Microsoft and Google, in a quite unexpected case of cooperation, launched a lawsuit which attempts to shut down patent troll GeoTag. The suit, which is based in Delaware, asks in court for the invalidation of GeoTag’s lone patent, a claim from 1996, to an “Internet organizer for accessing geographically and topically based information” founded on prior art existence. GeoTag has sued 397 companies in ten different complaints which cover online store locators of many retailers, most of them not being technology firms, but including AT&T, Radio Shack and GameStop.
The two companies launching the countersuit are aiming to close the patent in order to prevent GeoTag from suing them over their Google Maps and Bing Maps services. Both allow site visitors searching for local stores and might fit under the patent description in case this one was upheld.
GeoTag claims to be based in Texas in order to improve its interaction with local courts, as they are historically inclined to side with the company owning the patent. It however shows the classic signs of a patent troll because it was earlier owned in three different tax havens around the world. It was bought for $119 million for profiting solely off of the patent.
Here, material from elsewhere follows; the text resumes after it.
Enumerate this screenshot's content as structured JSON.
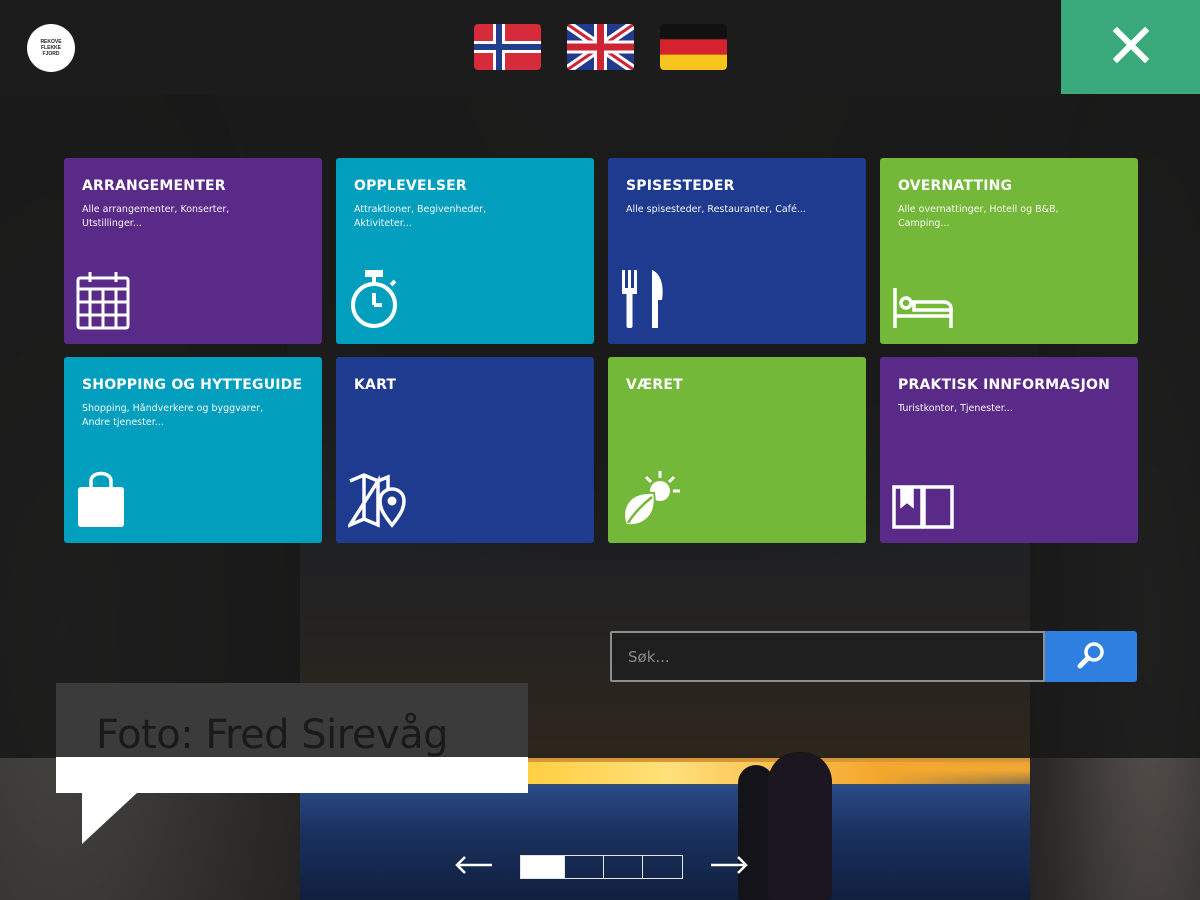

GeoTag is known as not having any products or services of its own.
The lawsuit might potentially be critical to those users of either Microsoft or Google map data beyond the two companies, including engines built into Apple’s Maps on iOS devices and webOS. GeoTag has made public the filings and has raised capital from an initial public offering. Therefore, it could have a sufficient financial base to sue companies like Microsoft, Google and others.